Data plays an important role in modelling any asset network; the accuracy of the outcomes and recommendations improve as the amount of good data increases. However, most local authorities have limited detailed condition data and Tasman District is no different.
“We have high speed data for about 30 percent of our network, and some falling weight deflectometer strength information,” says Jamie. “But there is always the uncertainty about how confident we can be with the results – an issue that most local authorities have to deal with.”
Jamie advises that the more that is known about a pavement, the more possible it is to tailor the rate of deterioration. “If you have better data, the better you understand how the pavement will actually deteriorate and the outcomes and results from the analysis are more accurate. Recommendations from IDS through the analysis help me take that information within my organisation and justify future investment in data collection and improvement.”

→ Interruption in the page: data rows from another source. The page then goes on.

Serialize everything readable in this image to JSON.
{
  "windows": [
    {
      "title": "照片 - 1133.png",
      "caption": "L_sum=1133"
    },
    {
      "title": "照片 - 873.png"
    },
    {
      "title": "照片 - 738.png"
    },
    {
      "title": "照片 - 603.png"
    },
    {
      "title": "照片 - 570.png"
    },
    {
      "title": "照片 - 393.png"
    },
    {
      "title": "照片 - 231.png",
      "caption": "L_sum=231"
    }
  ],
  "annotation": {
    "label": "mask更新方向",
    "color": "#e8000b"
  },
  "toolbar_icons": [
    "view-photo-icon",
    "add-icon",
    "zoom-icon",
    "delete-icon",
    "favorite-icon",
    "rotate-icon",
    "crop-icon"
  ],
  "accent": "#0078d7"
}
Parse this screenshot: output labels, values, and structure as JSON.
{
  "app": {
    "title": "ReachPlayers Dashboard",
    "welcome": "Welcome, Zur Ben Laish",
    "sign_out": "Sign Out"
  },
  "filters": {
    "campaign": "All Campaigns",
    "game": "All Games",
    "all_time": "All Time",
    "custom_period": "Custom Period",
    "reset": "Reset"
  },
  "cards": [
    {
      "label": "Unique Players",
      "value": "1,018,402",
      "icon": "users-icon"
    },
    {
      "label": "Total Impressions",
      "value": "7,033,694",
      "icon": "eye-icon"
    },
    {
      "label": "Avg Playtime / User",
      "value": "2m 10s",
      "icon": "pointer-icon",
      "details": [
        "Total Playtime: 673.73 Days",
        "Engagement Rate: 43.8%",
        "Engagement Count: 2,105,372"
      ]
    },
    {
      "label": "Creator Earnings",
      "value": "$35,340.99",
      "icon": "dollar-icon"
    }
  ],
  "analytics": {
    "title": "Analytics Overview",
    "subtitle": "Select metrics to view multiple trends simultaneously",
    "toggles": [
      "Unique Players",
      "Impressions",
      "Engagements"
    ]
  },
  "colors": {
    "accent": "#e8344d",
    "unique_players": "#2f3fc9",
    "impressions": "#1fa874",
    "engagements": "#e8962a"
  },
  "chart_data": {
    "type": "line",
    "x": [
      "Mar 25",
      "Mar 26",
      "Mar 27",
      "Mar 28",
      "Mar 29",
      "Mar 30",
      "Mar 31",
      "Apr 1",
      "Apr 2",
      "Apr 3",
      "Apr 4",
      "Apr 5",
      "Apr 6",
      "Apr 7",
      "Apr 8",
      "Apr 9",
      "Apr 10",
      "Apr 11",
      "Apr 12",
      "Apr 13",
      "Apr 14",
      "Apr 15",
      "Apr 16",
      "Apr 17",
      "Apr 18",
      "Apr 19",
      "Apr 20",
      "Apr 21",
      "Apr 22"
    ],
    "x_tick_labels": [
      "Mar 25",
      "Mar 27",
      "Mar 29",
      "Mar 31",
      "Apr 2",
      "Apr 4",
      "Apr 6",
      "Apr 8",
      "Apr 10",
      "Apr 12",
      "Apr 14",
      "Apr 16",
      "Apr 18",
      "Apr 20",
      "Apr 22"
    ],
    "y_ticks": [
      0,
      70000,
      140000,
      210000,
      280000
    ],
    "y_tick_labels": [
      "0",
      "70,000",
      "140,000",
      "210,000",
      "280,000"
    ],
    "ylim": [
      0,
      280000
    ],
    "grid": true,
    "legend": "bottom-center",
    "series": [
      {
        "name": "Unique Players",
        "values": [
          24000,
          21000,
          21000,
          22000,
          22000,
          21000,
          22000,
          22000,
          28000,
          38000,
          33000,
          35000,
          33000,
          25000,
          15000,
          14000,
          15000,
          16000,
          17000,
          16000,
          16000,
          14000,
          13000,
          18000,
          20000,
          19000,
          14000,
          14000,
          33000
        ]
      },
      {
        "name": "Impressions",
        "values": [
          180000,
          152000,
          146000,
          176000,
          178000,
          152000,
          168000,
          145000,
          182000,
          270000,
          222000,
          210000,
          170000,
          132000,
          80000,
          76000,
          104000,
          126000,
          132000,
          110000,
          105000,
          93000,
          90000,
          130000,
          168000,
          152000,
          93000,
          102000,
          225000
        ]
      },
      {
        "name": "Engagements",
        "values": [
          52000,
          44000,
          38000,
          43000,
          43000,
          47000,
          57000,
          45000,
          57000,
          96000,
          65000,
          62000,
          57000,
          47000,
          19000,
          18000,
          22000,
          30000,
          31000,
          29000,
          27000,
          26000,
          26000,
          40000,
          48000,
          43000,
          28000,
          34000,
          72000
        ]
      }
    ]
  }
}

Outcomes and the future
Sharing some of the outcomes of Tasman District Council’s recent modelling project, Jamie says, “We received answers to how different investment levels would affect the long-term condition of our sealed network, in terms of roughness, cracking and surface age. We’ll also use the results as an initial input into updating our forward works programme.”
One outcome he wasn’t expecting was that all scenarios suggested council would need to increase the amount of resurfacing on its rural access roads. “I was not anticipating this as the ONRC had us in the mindset that higher class roads should get more and everything else will get less.”
The quality of the analysis reporting has also improved over the years, says Jamie. “In this latest modelling report, IDS is helping our consultants to write information in a way that is more understandable. For example, in the executive summary, easy FAQs such as ‘What does all this mean?’ and ‘Is the current resurfacing rate adequate?’ provide answers to those simple questions which is really handy. The report still has the technical geeky stuff in the back that people like me can read.”
Looking to the future, Tasman District Council faces an increase in truck weight limits and the potential impact on local roads and, in particular, weaker pavements, especially considering the forestry and farming focus in the area. Jamie says data collection is key.
“For some of our roads, we need better strength data because we don’t know how strong they are underneath. We need to collect high-speed data to track if the roads are getting worse over time. Like everyone else, we have been grappling with investing enough to protect the condition of our assets against these bigger, heavier trucks.”
He continues, “The outcomes from the modelling this time around gave us enough confidence that, overall, our condition is not going to worsen a lot. But, again, we need to test some of the assumptions and the only way to do that is by collecting better data. IDS’s experience and overview of dTIMS across a range of other networks provided some recommendations on what further data we should collect. That will help us justify prioritising expenditure on data collection.”
Jamie concludes, “Overall, this latest modelling project helped us develop confidence and commit to a ‘low-normal’ investment scenario, with lower spend on resurfacing and rehabilitation for another three years before returning to what we consider ‘normal’ investment in historical terms.
“This means we can save our community money in the next few years without compromising the future condition of the network. Our next steps are to field validate the modelling outputs as part of updating our forward works programme and we plan to develop a data collection strategy.”
This article was first published in the July 2018 issue of NZ Local Government Magazine.